California has more cities that rank at the top for having the most bicyclists than any other state.
Unfortunately, the state has also seen a rise in the number of bicycle collision fatalities. In fact, bike fatalities have hit a 25 year high.
As a cyclist, there are some things you can do to prevent collisions, but you can’t always account for the negligence of others on the road. Because of the nature of bicycle collisions, bicycle injures are often severe.
Keep reading to learn more about how to stay safe on the road as a cyclist and how to understand your legal rights if you sustain a bicycle injury.
Types of Bicycle Collisions
It can be helpful to understand how bicycle accidents happen to get a better idea of how to prevent them. The most common types of bicycle collisions that lead to a bicycle injury include:
- Wrong-way collisions
- Rear-end collisions
- Right cross collisions
- Left cross collisions
- Right hook collisions
- Door collisions
- Red light/Stop sign collisions
- Drunk/Distracted driving collisions
- Uncontrolled intersection collisions
The biggest factors that come into play with bicycle collisions and injuries are low bicyclist visibility, high rates of speed, poor protection offered by bicycles, and driver/cyclist error. Following general road safety and bike safety guidelines is the best way to prevent a bicycle collision.
Preventing Bicycle Injuries and Collisions
There are steps that both drivers and cyclists can take to prevent a bicycle collision. Drivers should always be on the lookout for bicyclists and remember to share the road. Bicyclists should be on the lookout for cars and drive defensively.
What Bicyclists Can Do
The first rule of bike safety is remembering that bicyclists have the same rights – but also the same responsibilities – as motor vehicle drivers. This means it’s important for bicyclists to ride safely and follow the rules of the road.
Bicyclists should always wear helmets. Remember that a helmet is only useful if it fits properly. Preparing before you hit the road can help prevent crashes.
If possible, plan your route ahead of time. Choose routes that offer slower speeds and less traffic. Opt for routes with bike lanes or bike paths.
Make sure your bike is in good working order and fits you. You should always have control over your bike.
Make sure your clothing and bike are easily visible. During the day you should wear bright clothing. At night, you should wear reflective gear.
Equip your bike with reflective gear, a white front light, and red rear light. Always stay focused and alert. Assume other vehicles don’t see you and drive accordingly.
Never drive distracted. Put your phone away and always look for hazards. Follow all traffic laws and ride in the same direction as traffic.
You should also ride predictably.
What Drivers Can Do
As a motor vehicle driver, you should always be on the lookout for bicyclists and motorcyclists. Remember that bicyclists have the same rights as motorists, so you may need to yield to them.

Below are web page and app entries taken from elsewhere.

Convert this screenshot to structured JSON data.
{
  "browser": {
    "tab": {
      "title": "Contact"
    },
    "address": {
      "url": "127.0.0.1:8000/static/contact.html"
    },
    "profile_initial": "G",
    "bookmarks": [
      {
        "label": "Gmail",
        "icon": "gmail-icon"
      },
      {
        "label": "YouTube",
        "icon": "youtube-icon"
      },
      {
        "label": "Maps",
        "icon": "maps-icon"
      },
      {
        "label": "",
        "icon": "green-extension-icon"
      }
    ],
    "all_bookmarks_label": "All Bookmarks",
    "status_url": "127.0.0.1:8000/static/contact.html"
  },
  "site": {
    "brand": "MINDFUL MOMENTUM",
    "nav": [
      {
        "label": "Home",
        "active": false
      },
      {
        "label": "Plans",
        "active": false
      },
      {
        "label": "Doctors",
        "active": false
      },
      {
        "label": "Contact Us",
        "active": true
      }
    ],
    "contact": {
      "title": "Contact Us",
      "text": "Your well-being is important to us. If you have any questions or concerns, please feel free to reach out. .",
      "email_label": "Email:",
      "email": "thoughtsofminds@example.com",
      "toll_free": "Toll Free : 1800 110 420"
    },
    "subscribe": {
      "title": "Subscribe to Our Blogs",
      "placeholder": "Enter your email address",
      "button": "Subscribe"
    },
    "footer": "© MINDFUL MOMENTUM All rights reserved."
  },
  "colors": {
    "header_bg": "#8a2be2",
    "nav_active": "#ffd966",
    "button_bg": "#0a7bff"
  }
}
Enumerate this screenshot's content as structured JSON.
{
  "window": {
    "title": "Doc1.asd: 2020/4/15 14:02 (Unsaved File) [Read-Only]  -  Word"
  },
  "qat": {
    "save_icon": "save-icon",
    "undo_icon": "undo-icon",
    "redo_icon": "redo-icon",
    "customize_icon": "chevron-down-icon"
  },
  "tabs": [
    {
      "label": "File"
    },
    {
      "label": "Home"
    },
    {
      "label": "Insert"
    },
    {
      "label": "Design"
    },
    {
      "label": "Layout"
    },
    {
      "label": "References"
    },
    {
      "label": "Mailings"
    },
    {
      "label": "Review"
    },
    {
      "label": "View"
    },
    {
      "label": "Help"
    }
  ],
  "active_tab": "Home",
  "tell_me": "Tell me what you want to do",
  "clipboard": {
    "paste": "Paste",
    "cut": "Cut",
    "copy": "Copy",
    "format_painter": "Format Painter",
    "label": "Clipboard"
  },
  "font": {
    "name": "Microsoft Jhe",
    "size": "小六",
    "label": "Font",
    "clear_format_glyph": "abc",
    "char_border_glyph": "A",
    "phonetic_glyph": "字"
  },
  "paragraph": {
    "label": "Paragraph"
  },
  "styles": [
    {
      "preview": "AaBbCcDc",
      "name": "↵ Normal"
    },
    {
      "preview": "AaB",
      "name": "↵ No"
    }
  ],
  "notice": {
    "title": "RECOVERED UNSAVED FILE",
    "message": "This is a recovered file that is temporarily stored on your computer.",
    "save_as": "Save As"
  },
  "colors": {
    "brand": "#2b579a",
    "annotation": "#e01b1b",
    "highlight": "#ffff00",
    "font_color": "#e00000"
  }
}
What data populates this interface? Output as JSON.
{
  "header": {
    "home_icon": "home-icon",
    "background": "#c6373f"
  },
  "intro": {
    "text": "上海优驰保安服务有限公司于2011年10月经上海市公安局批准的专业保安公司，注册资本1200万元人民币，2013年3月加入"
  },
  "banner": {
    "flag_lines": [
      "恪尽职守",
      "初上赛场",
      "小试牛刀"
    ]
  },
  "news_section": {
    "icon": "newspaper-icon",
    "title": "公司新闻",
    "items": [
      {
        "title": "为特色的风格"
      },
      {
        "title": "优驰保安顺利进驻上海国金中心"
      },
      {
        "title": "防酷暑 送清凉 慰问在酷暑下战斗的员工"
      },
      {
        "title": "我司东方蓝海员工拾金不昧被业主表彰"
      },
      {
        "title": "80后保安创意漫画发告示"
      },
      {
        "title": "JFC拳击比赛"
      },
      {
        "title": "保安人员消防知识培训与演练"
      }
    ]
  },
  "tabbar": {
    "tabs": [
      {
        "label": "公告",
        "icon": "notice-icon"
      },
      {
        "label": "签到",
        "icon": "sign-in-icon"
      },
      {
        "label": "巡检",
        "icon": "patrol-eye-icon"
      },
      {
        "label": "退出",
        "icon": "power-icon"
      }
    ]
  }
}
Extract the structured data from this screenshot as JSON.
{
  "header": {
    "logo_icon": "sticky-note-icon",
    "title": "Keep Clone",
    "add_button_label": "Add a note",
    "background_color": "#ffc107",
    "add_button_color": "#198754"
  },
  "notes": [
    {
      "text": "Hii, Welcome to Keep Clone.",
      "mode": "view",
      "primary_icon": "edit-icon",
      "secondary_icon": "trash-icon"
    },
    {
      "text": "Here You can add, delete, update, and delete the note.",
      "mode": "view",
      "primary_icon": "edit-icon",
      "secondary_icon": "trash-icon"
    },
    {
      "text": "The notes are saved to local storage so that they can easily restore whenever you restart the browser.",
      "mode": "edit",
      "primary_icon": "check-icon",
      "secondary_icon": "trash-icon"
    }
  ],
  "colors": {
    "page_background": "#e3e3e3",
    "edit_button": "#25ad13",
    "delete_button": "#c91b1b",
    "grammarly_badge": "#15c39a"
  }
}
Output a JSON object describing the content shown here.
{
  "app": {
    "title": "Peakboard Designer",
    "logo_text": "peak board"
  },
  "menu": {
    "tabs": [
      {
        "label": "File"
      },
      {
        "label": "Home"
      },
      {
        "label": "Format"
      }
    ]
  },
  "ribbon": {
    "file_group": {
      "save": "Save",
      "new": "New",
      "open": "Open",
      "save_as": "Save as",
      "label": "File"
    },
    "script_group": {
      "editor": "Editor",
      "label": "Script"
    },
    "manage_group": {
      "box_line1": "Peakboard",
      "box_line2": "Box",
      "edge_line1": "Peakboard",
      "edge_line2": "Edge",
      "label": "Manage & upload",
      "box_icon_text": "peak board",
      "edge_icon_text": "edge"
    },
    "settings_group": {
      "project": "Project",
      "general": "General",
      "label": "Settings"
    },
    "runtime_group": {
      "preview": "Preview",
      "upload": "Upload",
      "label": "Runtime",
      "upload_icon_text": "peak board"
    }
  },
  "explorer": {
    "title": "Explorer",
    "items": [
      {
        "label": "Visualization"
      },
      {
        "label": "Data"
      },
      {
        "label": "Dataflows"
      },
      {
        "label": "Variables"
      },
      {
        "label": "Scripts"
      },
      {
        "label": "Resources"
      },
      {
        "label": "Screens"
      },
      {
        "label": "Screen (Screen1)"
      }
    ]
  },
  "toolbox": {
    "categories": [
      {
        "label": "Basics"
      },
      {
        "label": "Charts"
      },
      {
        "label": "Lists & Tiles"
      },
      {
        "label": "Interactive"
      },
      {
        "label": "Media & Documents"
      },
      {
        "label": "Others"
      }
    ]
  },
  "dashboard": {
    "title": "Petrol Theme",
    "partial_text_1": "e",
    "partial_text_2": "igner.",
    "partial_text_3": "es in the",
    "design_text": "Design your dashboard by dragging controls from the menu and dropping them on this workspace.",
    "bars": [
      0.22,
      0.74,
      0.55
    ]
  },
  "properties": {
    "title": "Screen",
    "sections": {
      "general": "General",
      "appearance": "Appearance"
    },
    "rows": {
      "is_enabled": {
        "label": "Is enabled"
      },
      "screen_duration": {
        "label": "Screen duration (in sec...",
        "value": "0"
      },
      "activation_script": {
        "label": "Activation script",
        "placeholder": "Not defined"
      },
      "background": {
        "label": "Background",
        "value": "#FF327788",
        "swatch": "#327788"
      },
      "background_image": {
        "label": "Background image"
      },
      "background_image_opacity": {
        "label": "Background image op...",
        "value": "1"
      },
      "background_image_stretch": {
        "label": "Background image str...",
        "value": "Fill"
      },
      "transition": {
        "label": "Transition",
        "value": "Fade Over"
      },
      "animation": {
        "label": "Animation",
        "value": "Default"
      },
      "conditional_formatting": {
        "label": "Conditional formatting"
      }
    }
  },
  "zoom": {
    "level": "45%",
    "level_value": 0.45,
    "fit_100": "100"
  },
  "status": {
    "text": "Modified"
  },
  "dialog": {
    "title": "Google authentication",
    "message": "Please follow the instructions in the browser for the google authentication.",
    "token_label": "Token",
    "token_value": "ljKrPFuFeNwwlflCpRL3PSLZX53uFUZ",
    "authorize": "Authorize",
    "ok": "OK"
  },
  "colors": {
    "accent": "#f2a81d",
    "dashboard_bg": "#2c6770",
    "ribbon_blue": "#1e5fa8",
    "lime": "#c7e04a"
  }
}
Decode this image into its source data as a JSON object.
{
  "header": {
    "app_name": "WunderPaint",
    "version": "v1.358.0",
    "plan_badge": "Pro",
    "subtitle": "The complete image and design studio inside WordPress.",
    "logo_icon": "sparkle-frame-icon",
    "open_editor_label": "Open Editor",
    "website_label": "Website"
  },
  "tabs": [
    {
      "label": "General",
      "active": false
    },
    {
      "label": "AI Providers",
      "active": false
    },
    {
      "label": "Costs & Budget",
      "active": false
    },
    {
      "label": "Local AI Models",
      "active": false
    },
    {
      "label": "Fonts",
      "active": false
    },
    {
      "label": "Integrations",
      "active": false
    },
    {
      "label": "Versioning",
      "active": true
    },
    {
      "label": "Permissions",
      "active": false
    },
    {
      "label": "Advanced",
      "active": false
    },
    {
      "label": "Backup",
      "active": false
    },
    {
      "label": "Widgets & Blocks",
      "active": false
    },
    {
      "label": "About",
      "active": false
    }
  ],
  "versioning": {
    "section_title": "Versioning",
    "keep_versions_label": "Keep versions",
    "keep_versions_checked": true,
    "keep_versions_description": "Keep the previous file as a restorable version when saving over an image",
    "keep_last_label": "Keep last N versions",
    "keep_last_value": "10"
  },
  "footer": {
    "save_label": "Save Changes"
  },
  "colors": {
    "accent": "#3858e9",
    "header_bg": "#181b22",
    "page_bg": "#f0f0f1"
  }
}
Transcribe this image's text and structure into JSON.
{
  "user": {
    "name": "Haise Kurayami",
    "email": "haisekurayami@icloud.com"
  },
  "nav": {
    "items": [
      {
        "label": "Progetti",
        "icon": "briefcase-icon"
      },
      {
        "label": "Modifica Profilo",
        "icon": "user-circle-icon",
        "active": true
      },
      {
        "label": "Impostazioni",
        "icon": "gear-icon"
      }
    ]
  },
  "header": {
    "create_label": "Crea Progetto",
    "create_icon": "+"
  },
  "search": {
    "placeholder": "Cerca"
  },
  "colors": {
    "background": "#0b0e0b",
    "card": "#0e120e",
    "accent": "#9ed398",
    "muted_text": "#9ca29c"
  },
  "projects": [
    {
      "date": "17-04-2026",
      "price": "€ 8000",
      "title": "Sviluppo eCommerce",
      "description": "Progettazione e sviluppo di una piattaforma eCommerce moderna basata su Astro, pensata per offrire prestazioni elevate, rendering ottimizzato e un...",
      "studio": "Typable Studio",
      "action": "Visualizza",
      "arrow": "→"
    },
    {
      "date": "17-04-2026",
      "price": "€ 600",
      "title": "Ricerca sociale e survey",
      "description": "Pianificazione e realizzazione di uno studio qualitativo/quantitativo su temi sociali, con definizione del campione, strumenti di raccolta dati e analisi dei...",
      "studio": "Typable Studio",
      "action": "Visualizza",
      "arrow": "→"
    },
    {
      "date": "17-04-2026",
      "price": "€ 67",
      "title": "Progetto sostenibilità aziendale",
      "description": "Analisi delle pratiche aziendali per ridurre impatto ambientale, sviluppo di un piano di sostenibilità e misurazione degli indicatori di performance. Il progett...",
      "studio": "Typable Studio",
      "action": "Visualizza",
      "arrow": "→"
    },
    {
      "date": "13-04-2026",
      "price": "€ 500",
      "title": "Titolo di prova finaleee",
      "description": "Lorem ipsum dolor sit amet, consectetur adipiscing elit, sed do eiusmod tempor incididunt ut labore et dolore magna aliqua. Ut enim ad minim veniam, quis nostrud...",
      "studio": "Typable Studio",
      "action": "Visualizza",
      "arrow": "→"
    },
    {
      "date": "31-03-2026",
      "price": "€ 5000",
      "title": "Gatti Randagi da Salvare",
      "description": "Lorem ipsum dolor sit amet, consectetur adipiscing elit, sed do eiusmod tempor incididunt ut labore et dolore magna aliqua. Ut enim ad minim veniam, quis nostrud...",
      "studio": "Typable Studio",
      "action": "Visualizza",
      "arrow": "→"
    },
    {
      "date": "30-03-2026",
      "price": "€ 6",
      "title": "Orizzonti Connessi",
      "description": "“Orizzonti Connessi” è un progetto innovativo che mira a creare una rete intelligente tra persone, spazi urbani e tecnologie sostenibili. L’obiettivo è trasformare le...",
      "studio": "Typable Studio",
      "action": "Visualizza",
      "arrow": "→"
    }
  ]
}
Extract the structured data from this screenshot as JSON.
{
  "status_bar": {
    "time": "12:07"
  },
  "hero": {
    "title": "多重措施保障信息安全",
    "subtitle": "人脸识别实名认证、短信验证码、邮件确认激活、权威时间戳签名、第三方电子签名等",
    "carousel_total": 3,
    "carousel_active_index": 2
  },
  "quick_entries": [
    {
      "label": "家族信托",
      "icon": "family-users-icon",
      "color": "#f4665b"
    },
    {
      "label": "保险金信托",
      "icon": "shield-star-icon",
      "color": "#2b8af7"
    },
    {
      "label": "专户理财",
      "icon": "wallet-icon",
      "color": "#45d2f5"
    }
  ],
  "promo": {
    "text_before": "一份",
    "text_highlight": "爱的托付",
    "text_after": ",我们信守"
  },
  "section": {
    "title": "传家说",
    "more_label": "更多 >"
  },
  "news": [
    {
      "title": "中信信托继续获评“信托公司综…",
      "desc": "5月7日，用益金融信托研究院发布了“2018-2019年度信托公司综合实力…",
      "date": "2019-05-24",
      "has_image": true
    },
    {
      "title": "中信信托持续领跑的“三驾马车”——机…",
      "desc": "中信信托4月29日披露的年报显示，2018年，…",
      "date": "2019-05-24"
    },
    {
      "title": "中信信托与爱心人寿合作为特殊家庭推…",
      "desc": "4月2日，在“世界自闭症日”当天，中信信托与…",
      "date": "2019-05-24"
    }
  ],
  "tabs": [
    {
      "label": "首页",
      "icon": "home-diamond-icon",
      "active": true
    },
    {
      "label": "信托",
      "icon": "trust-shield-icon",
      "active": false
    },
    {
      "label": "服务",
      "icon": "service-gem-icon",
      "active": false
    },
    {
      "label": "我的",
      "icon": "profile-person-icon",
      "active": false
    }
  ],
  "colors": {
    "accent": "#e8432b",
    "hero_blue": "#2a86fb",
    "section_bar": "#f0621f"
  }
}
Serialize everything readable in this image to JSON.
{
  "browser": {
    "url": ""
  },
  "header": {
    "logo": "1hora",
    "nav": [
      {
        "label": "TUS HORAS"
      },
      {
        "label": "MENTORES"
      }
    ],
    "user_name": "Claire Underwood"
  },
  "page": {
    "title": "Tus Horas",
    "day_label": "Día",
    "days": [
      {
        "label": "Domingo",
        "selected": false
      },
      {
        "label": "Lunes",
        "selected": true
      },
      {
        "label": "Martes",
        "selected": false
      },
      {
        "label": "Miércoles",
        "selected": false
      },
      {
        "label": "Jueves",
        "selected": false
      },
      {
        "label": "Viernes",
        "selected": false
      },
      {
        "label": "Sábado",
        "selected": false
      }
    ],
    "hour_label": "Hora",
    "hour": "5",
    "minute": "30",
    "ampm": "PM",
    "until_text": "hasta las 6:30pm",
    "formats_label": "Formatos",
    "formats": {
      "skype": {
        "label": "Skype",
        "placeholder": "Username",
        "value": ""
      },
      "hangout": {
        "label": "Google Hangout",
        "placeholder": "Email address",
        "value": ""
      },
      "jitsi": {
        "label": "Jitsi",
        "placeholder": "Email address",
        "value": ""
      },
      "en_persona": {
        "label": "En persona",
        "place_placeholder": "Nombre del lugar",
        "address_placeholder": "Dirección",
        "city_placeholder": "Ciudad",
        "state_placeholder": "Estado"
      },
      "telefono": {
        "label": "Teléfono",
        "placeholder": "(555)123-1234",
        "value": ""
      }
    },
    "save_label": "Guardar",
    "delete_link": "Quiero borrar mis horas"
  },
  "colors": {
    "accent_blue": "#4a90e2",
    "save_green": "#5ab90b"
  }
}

When turning or backing up, always look out for bicycles. Never underestimate the speed of oncoming bicyclists to avoid turning in front of them. Follow the speed limit and give bicyclists plenty of room, especially when passing them.
Types of Bicycle Injuries
When a car and a bicycle collide, the bicyclist is more likely to suffer serious injuries. This is because riders are exposed on bicycles.
This also means bicycle collisions with motor vehicles are more likely to be fatal.
Here are the most common types of bicycle injury following a collision with a motor vehicle:
- Arm injuries
- Leg injuries
- Head injuries
- Face and neck injuries
- Abdomen and pelvis injuries
- Lower back injuries
- Upper back and spine injuries
- Chest injuries
- Leg bruises
- Lacerations and open wounds
Your Legal Rights After a Bicycle Collision and Injury
As a cyclist, it’s important to remember that the rules of the road apply to you as much as motor vehicle drivers. There are a number of common scenarios where the cyclist is at fault for the accident. These include:
- Failing to stop at stop signs
- Failing to use the bike lane
- Failing to yield
- Cycling on the wrong side of the street
- Riding against the flow of traffic
- Turning abruptly without signaling
In these cases, some or all of the liability may fall on the cyclist.
Generally, there is an exception to cyclist liability laws. If the cyclist is a child, they can’t be held to the same standard of care as an adult and the blame may automatically fall on the driver.
If you were involved in a bicycle collision that wasn’t your fault, you may be entitled to compensation. Bicycle laws can be complicated and are often changing as cycling becomes more common. It can be difficult to determine who was at fault and whether you have a legal right to damages.
This is why it’s so important to talk to an experienced bicycle injury attorney. A consultation is free and an attorney will evaluate your case and tell you more about your legal rights and recovering damages.
Do You Have a Bicycle Injury?
If you sustained a bicycle injury in an accident with a motor vehicle, you need to talk to an attorney today.
The sooner you talk to an attorney to learn more about your rights, the stronger your case will be. Our attorneys are standing by and ready to evaluate your case at no cost or obligation to you.
Click here to schedule your free consultation today to see what damages you could recover.